Before we get into making ghee, let's discuss what it is, what it is not and why we use it. I want to start by saying what ghee is not, which is clarified butter. Ghee is made using different a few different methods in different regions of the world, sometimes with soured milk or by adding yogurt to butter but it is not made in the same way clarified butter is. Anybody claiming that ghee is clarified butter doesn’t really understand what ghee is. Although we will be using one ingredient in the method I will outline in this blog (i.e. butter), we are not simply making clarified butter and calling it ghee.
Ghee is pronounced (GEE) and is the Hindi word for “fat”. Ghee is a staple ingredient in Indian Subcontinent, Middle Eastern, South East Asian cuisine as well as in their traditional medicine and religious rituals. I’ll be focusing on the culinary aspect of ghee, but I think it is important to understand that in these areas of the world ghee is not only considered a culinary staple but an important part of healthy mind and body. We in America often villainize butter, while other parts of the world celebrate it… not to make light of its importance in these areas, but I prefer to celebrate butter.
Ghee is used in doughs and batters as well as a cooking medium. It is used in Pakora dough and Naan, it is used to make Dahl and with rice, to roast vegetables and to sauté. It isn’t the only fat used in these countries but rather, it is used alongside other oils in cooking and baking. Even if you do not cook any of these dishes, ghee is still something anyone who cooks might consider having on hand. It can be used anywhere butter is called for, and you might find its benefits worth trying.
There are several benefits to using ghee I want to share with you. Although ghee is not clarified butter in the traditional sense, it does have some similar benefits. When we make clarified butter, (see my video on how to make clarified butter) we melt the butter and remove the milk solids. With ghee, we do not remove the milk solids but rather evaporate them and in the process, we generate a lightly toasted and nutty taste in the butter.

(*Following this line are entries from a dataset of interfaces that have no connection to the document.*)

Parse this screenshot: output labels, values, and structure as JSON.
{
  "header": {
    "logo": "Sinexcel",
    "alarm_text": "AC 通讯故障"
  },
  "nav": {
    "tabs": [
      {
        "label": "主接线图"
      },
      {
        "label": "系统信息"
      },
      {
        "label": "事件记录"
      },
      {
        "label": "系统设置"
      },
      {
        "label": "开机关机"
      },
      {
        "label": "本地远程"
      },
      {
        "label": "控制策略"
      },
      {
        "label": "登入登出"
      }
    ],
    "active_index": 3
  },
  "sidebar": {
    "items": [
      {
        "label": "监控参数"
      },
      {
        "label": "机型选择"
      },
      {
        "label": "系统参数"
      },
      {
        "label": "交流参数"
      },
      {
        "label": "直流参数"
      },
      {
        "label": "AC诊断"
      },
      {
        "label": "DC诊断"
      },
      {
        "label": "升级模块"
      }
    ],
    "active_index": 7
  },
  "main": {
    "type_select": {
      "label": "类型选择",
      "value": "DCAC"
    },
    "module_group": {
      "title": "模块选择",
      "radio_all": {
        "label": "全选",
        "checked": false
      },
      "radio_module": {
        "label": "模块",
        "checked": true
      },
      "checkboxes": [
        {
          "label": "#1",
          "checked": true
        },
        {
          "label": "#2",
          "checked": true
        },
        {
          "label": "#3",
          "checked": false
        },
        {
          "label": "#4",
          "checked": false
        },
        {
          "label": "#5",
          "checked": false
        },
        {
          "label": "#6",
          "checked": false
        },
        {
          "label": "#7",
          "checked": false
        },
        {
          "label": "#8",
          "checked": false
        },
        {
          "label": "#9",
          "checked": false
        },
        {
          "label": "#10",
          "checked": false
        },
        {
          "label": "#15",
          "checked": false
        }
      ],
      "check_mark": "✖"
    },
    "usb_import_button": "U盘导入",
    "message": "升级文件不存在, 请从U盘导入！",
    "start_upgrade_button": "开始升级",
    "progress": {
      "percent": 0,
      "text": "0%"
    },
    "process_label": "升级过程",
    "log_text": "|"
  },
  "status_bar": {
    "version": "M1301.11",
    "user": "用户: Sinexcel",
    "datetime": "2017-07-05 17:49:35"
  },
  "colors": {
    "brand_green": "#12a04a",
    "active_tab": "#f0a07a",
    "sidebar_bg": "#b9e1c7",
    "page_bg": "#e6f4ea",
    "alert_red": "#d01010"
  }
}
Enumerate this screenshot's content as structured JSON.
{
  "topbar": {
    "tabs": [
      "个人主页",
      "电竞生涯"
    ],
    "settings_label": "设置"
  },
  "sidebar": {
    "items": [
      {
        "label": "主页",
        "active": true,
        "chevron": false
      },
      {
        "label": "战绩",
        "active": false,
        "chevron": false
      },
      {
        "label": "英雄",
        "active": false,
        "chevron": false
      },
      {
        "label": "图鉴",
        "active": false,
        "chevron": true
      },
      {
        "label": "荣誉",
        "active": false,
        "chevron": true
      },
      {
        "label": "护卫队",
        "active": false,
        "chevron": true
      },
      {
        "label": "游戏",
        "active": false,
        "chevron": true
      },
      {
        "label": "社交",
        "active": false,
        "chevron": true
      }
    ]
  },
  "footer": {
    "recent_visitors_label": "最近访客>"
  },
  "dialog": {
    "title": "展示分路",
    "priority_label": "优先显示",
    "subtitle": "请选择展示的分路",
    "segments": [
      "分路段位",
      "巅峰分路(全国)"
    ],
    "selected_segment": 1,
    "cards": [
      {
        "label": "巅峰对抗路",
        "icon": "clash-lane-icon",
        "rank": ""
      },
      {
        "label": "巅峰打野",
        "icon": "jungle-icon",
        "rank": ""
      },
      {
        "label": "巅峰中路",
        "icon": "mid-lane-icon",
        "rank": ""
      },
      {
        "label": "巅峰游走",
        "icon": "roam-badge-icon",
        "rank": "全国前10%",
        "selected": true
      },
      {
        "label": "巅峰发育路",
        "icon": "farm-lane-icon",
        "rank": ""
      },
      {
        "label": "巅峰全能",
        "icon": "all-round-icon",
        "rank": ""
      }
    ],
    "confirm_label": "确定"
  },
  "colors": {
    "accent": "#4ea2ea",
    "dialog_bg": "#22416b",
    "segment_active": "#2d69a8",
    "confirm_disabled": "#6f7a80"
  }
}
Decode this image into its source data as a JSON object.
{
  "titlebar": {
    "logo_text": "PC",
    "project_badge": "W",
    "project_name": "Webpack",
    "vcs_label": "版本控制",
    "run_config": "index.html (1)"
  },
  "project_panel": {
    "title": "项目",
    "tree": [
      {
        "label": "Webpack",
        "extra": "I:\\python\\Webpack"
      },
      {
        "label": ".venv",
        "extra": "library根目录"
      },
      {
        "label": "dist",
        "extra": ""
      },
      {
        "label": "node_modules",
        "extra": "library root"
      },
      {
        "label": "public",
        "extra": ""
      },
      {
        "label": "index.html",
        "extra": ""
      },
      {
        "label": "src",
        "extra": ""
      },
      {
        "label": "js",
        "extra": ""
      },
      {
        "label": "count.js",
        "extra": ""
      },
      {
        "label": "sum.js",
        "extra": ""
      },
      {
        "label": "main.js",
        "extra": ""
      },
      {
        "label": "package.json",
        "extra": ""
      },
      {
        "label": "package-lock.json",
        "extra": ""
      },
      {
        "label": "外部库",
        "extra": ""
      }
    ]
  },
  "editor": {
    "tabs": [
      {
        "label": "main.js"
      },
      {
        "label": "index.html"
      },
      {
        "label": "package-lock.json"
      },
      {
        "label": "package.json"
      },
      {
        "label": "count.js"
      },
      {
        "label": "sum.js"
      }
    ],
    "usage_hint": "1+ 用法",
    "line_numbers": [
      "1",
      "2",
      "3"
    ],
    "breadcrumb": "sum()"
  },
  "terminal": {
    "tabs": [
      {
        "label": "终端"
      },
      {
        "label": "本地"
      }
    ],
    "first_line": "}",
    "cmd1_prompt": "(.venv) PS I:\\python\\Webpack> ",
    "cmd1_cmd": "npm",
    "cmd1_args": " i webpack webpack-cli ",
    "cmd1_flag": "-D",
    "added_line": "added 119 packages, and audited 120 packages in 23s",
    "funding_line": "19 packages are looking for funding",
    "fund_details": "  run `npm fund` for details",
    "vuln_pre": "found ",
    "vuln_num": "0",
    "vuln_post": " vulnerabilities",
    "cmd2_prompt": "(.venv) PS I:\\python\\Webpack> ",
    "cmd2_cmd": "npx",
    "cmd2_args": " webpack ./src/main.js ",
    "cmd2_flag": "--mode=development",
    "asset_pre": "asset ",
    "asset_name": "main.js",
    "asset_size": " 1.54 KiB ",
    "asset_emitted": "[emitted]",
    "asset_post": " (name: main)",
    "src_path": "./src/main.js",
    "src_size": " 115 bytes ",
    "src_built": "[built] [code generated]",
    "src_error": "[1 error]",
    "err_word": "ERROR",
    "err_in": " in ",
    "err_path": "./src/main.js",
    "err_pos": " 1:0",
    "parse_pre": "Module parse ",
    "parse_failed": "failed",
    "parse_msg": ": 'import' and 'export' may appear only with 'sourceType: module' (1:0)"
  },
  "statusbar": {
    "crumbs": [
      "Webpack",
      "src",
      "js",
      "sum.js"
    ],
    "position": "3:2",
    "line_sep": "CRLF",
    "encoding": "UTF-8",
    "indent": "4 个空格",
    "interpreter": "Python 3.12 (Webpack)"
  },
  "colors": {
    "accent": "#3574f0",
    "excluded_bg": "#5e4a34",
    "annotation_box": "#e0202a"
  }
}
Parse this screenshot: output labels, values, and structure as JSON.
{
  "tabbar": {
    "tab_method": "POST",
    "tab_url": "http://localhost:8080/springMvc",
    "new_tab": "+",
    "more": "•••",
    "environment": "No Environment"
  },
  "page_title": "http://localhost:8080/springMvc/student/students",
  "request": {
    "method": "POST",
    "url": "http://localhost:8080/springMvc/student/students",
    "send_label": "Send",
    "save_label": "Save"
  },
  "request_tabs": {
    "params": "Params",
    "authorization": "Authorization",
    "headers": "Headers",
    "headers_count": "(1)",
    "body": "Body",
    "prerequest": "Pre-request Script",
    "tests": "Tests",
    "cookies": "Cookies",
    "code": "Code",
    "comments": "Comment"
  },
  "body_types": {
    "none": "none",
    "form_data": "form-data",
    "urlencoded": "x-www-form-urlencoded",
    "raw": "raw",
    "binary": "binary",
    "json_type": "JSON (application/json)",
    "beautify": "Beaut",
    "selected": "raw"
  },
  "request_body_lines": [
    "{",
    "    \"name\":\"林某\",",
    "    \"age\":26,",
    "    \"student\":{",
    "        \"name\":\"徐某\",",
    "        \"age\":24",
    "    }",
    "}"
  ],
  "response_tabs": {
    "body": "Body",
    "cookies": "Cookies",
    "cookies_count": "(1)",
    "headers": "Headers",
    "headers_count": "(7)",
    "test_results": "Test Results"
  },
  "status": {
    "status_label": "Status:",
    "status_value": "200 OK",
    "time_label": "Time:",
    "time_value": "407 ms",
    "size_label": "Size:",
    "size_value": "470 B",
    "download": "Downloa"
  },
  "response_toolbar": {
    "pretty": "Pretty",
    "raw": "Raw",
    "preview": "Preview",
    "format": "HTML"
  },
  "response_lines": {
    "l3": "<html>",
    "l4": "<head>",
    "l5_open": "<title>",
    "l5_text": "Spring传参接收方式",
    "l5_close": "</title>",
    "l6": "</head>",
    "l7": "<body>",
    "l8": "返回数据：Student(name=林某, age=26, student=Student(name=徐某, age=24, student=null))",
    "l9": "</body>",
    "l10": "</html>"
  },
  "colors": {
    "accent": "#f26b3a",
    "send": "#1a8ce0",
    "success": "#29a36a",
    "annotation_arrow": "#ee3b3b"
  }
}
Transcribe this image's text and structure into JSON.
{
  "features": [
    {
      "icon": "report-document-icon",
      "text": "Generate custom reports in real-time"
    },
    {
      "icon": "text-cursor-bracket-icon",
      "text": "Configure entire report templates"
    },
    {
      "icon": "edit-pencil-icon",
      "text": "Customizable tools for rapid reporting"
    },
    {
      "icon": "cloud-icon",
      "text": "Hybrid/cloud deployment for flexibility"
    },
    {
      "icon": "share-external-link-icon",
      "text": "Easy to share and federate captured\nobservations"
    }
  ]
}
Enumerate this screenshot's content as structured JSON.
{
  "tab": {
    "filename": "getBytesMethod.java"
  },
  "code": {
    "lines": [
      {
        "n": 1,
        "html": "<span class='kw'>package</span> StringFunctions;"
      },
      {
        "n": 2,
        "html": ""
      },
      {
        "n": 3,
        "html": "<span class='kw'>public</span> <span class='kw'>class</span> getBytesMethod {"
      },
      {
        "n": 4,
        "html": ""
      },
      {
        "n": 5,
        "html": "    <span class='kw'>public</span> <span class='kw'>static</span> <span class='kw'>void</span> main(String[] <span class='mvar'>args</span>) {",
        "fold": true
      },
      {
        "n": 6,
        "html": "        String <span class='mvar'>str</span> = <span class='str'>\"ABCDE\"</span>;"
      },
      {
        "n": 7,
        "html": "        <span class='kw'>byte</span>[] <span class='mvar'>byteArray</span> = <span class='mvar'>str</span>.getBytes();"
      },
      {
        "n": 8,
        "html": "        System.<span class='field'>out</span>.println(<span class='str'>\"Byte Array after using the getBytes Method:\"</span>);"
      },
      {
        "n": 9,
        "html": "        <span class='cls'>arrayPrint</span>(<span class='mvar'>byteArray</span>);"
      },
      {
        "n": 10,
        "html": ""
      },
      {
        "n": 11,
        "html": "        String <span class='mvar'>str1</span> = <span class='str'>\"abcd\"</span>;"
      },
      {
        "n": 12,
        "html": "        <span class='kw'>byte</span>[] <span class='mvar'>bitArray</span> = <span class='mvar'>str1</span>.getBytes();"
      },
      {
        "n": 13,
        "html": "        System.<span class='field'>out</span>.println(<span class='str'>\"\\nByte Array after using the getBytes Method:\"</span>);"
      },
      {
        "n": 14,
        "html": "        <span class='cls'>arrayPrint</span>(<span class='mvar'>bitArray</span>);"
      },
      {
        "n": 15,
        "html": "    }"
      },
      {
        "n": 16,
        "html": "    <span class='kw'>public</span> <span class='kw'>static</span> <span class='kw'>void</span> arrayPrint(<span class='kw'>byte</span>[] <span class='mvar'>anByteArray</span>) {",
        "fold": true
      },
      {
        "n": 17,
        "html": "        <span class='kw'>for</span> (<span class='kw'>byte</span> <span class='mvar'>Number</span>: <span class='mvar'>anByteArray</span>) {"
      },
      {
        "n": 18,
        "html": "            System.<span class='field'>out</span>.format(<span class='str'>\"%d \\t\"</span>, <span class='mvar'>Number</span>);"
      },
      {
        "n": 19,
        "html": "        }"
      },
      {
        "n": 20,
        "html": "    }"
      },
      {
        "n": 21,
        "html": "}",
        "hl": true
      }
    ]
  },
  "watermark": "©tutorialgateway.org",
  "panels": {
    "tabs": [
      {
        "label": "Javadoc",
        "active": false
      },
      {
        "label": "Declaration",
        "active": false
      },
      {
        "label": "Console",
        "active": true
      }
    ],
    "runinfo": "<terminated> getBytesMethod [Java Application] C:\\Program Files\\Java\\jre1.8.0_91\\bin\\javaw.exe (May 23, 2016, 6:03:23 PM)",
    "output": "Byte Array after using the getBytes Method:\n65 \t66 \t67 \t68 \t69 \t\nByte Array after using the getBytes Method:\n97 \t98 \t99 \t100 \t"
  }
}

In both clarified butter and ghee, the milk solids are eliminated, and the theory from a health perspective is that removing the milk solids makes the butter more easily digestible. It also increases the smoke point of the butter so it’s great for sautéing. So, yes, we can use clarified butter and ghee interchangeably from a technical perspective but from a taste perspective they are quite different or at least should be, if the ghee is made correctly. Let me show you the method I use, it is really fun and once you hear the technique, you won’t forget it.
Scroll down for a printable version of this recipe
2 sticks unsalted butter, preferably from grass fed cows
- Cut butter into 1-inch pieces and put in a 2-quart sauce pan.
- Over low heat, melt butter and cook until no noise emanates from the butter. As you let the butter simmer over very low heat, you will hear bubbling and gurgling occur. Once the butter stops making these sounds, turn it off.
- Put the Ghee into an airtight jar or glass container.
Another benefit to ghee is that it is very shelf stable and can last for months on the counter if you start with very fresh butter. Refrigerated ghee will last for a very long time. I’m not exactly sure how long it lasts, but I would think 6 months would be conservative guess. The shelf stable quality of ghee may be reason enough to try making it, especially if you do not use much butter.
If you are looking for a few other reasons to get your ghee on, check out our Meatless Monday virtual Cook Along class tonight at 6pm CST, where I’ll be making Vegetable Pakoras with Coconut-Cilantro Chutney, Potato and Cauliflower Curry with Basmati Rice with you in your kitchen.